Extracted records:
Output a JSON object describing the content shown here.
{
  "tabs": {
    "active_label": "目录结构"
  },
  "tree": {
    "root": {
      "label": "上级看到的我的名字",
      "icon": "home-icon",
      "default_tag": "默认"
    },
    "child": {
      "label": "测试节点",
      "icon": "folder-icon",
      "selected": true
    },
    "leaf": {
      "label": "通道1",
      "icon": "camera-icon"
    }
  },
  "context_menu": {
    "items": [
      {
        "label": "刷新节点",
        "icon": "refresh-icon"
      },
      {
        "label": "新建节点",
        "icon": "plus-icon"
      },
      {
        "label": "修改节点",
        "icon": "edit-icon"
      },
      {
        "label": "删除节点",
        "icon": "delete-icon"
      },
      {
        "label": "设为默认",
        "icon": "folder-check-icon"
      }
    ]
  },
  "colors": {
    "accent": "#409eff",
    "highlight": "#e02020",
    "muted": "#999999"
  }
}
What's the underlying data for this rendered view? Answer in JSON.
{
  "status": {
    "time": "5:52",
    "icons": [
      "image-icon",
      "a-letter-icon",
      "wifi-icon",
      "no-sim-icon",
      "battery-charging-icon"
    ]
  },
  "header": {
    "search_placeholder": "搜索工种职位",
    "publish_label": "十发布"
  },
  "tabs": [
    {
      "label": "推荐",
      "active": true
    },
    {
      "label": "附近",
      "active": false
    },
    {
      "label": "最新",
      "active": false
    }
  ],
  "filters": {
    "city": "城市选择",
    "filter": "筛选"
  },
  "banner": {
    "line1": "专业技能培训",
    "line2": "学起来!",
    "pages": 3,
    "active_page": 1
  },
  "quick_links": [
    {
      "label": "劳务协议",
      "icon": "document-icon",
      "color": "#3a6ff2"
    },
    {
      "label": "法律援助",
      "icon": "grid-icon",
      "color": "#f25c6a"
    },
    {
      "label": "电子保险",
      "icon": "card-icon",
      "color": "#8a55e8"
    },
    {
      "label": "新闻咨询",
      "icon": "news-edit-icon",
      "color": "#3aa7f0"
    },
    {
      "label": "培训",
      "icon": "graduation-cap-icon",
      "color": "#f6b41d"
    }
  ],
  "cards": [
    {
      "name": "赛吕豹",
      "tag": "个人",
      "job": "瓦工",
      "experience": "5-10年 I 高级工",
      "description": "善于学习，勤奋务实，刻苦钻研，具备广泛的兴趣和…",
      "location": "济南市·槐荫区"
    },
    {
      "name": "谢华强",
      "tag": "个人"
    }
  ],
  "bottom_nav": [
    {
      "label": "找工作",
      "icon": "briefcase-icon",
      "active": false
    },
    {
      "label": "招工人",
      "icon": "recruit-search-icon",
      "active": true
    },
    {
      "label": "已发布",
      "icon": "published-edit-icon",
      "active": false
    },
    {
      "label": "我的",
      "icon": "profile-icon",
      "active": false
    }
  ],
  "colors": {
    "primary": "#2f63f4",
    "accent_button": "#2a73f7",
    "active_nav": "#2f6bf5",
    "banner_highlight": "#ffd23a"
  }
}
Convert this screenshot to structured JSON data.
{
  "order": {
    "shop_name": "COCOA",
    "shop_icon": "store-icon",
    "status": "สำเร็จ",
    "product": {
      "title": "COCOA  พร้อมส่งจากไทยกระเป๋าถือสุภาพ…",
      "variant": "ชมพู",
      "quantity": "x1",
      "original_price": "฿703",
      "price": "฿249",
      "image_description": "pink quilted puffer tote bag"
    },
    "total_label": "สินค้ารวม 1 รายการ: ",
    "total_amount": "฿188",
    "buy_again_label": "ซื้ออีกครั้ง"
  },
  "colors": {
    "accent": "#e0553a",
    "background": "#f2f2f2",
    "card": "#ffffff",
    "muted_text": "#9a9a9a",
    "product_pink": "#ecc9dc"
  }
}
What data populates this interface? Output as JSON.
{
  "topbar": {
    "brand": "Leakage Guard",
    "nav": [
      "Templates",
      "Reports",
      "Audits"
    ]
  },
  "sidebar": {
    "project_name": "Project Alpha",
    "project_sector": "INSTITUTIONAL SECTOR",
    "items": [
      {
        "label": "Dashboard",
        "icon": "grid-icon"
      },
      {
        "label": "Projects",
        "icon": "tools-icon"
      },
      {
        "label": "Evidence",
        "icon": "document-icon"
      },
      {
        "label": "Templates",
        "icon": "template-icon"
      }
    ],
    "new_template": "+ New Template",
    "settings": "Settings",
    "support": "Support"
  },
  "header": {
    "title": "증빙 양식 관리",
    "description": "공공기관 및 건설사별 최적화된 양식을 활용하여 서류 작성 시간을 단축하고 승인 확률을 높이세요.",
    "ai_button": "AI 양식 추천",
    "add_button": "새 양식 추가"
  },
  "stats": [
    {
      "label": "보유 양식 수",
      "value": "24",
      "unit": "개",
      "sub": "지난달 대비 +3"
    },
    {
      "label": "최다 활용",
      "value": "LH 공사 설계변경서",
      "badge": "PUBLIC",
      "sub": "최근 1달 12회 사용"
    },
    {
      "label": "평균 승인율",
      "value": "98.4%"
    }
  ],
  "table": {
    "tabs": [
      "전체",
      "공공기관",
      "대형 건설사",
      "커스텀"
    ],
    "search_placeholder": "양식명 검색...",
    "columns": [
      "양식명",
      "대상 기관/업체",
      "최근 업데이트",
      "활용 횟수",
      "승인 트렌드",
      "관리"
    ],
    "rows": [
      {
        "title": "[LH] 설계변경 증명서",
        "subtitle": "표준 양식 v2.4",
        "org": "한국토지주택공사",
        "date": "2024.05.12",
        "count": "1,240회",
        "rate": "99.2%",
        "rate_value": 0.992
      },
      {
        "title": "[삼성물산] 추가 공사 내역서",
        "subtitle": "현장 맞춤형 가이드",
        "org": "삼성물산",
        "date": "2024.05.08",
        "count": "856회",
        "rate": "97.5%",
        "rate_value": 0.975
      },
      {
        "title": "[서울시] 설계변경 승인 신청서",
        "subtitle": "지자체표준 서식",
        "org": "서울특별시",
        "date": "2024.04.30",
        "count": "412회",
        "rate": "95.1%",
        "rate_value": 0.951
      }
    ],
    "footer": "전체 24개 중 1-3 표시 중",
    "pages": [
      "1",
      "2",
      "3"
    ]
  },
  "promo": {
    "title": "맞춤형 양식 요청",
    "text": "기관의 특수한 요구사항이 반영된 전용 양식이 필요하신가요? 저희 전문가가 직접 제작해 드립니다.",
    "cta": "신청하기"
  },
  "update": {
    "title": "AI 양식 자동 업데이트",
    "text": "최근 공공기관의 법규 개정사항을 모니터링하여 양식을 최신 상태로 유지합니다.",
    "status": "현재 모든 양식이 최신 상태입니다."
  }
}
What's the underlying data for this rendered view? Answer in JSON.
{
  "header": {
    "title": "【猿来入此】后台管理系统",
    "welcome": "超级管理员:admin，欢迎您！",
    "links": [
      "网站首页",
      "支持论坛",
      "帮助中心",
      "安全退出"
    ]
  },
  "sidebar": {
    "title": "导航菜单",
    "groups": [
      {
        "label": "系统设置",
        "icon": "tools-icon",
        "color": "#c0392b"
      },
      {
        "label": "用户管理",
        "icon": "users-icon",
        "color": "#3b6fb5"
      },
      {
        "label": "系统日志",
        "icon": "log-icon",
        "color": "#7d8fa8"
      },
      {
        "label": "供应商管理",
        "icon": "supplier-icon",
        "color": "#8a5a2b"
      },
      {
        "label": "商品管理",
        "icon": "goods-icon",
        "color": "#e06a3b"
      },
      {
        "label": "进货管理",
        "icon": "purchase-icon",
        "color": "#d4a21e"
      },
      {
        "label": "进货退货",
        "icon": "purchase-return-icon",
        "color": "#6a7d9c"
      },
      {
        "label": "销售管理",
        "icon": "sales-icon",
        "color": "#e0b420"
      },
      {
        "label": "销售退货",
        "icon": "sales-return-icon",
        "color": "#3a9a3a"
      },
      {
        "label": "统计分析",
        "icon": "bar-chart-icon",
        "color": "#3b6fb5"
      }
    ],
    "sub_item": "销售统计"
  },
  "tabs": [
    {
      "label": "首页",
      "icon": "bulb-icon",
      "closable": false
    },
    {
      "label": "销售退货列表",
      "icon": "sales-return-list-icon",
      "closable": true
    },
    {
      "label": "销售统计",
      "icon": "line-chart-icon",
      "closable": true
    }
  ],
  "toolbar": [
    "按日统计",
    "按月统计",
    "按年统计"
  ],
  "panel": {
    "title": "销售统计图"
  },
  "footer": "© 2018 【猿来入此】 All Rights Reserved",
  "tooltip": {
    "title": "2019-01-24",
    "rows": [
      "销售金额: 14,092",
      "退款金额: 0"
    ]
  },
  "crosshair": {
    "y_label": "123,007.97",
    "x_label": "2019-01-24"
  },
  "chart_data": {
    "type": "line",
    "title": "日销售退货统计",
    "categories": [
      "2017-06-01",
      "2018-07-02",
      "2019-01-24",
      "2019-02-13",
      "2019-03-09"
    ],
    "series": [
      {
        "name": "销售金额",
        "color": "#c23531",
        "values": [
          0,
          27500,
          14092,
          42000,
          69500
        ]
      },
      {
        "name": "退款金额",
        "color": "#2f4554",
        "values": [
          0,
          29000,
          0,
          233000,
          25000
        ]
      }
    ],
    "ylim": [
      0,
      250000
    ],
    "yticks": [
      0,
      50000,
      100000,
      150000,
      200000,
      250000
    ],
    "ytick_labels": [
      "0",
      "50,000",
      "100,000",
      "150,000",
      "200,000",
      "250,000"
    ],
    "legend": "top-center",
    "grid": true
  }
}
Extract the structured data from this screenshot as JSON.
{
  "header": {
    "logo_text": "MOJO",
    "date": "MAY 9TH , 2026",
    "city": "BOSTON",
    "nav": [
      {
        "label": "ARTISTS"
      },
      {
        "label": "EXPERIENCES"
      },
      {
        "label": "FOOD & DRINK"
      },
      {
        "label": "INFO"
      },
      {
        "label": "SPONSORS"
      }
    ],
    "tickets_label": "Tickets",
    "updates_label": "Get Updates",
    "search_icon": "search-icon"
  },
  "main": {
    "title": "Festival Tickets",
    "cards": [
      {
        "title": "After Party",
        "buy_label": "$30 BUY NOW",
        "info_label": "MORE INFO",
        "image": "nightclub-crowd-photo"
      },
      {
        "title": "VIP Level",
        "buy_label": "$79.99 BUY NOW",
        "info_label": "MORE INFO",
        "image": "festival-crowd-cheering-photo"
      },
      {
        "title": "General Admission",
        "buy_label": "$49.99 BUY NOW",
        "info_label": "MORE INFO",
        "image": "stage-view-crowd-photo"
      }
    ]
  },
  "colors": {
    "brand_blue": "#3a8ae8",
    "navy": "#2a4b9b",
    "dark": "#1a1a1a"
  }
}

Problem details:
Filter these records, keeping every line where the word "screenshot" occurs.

Answer to this exercise:
Convert this screenshot to structured JSON data.
Extract the structured data from this screenshot as JSON.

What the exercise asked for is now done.